Michigan State University has been a partner of Rethinking Dementia for several years now and we are thrilled to be supporting their new clinical trial initiative right here in Grand Rapids for Alzheimer’s disease. Dr. David Morgan, faculty at MSU, started this program to bring opportunities for people to participate in research that may help discover new prevention and treatment methods for Alzheimer’s.
There is one clinical trial running now, called the Preventing Alzheimer's with Cognitive Training (PACT) trial. This study teaches participants to play computer games in hopes that it will prevent or delay cognitive decline. They are looking for individuals who are over 65 without any memory loss or cognitive decline to participate and help them test this method of prevention.
In the future, the Alzheimer’s Alliance is gearing up to run other kinds of clinical trials, including those that may treat cognitive decline or Alzheimer’s disease. They are working closely with healthcare providers in Grand Rapids to develop this program and hope to make more study opportunities available soon.
Dementia includes much more than memory loss. Brain changes can cause other problems like trouble with language, communication, focus, and reasoning. While memory loss is certainly something to look out for, there are other symptoms that could also mean a person might have dementia.
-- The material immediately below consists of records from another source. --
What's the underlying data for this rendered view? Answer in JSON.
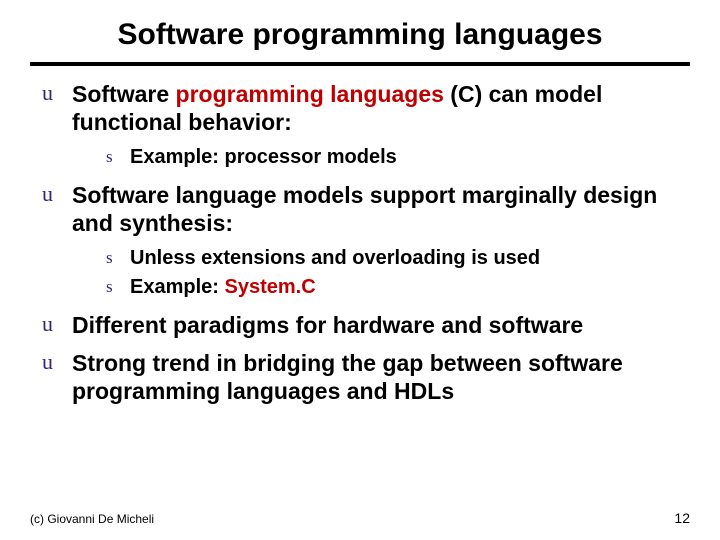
{
  "title": "Software programming languages",
  "bullets": {
    "b1_pre": "Software ",
    "b1_em": "programming languages",
    "b1_post": " (C)  can model functional behavior:",
    "b1_s1": "Example: processor models",
    "b2": "Software language models support marginally design and synthesis:",
    "b2_s1": "Unless extensions and overloading is used",
    "b2_s2_pre": "Example: ",
    "b2_s2_em": "System.C",
    "b3": "Different paradigms for hardware and software",
    "b4": "Strong trend in bridging the gap between software programming languages and HDLs"
  },
  "footer": "(c)  Giovanni De Micheli",
  "page_number": "12"
}
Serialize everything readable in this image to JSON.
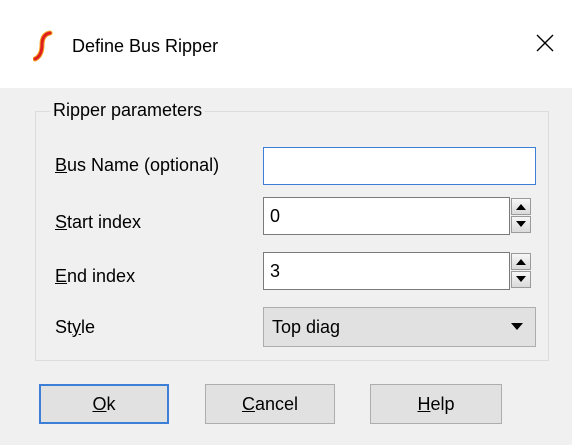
{
  "window": {
    "title": "Define Bus Ripper",
    "app_icon": "simetrix-logo-icon",
    "close_icon": "close-icon"
  },
  "group": {
    "legend": "Ripper parameters"
  },
  "fields": {
    "bus_name": {
      "label": "Bus Name (optional)",
      "mnemonic": "B",
      "label_rest": "us Name (optional)",
      "value": ""
    },
    "start_index": {
      "label": "Start index",
      "mnemonic": "S",
      "label_rest": "tart index",
      "value": "0"
    },
    "end_index": {
      "label": "End index",
      "mnemonic": "E",
      "label_rest": "nd index",
      "value": "3"
    },
    "style": {
      "label": "Style",
      "label_pre": "St",
      "mnemonic": "y",
      "label_rest": "le",
      "value": "Top diag"
    }
  },
  "buttons": {
    "ok": {
      "label": "Ok",
      "mnemonic": "O",
      "label_rest": "k"
    },
    "cancel": {
      "label": "Cancel",
      "mnemonic": "C",
      "label_rest": "ancel"
    },
    "help": {
      "label": "Help",
      "mnemonic": "H",
      "label_rest": "elp"
    }
  },
  "colors": {
    "accent_border": "#3c7fd6",
    "dialog_bg": "#f0f0f0",
    "button_bg": "#e1e1e1",
    "icon_red": "#e02020"
  }
}
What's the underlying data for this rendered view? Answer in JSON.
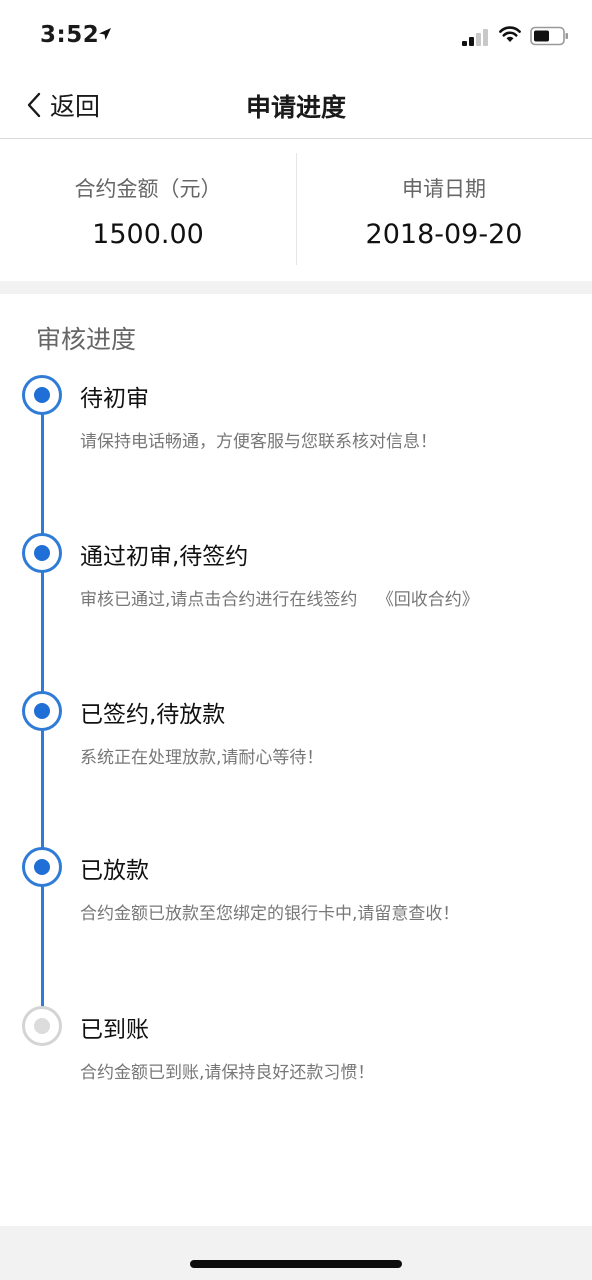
{
  "status_bar": {
    "time": "3:52"
  },
  "nav": {
    "back_label": "返回",
    "title": "申请进度"
  },
  "summary": {
    "amount_label": "合约金额（元）",
    "amount_value": "1500.00",
    "date_label": "申请日期",
    "date_value": "2018-09-20"
  },
  "progress": {
    "title": "审核进度",
    "steps": [
      {
        "title": "待初审",
        "desc": "请保持电话畅通，方便客服与您联系核对信息！",
        "active": true
      },
      {
        "title": "通过初审,待签约",
        "desc": "审核已通过,请点击合约进行在线签约",
        "link": "《回收合约》",
        "active": true
      },
      {
        "title": "已签约,待放款",
        "desc": "系统正在处理放款,请耐心等待！",
        "active": true
      },
      {
        "title": "已放款",
        "desc": "合约金额已放款至您绑定的银行卡中,请留意查收！",
        "active": true
      },
      {
        "title": "已到账",
        "desc": "合约金额已到账,请保持良好还款习惯！",
        "active": false
      }
    ]
  },
  "colors": {
    "accent": "#2f7bd6",
    "inactive": "#dcdcdc",
    "band": "#f2f2f2"
  }
}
Dementia is a scary word that people don’t always understand. It is well known that dementia includes memory loss, but it can also include things like loss of reasoning or judgement, difficulty using language, and challenges in communicating effectively.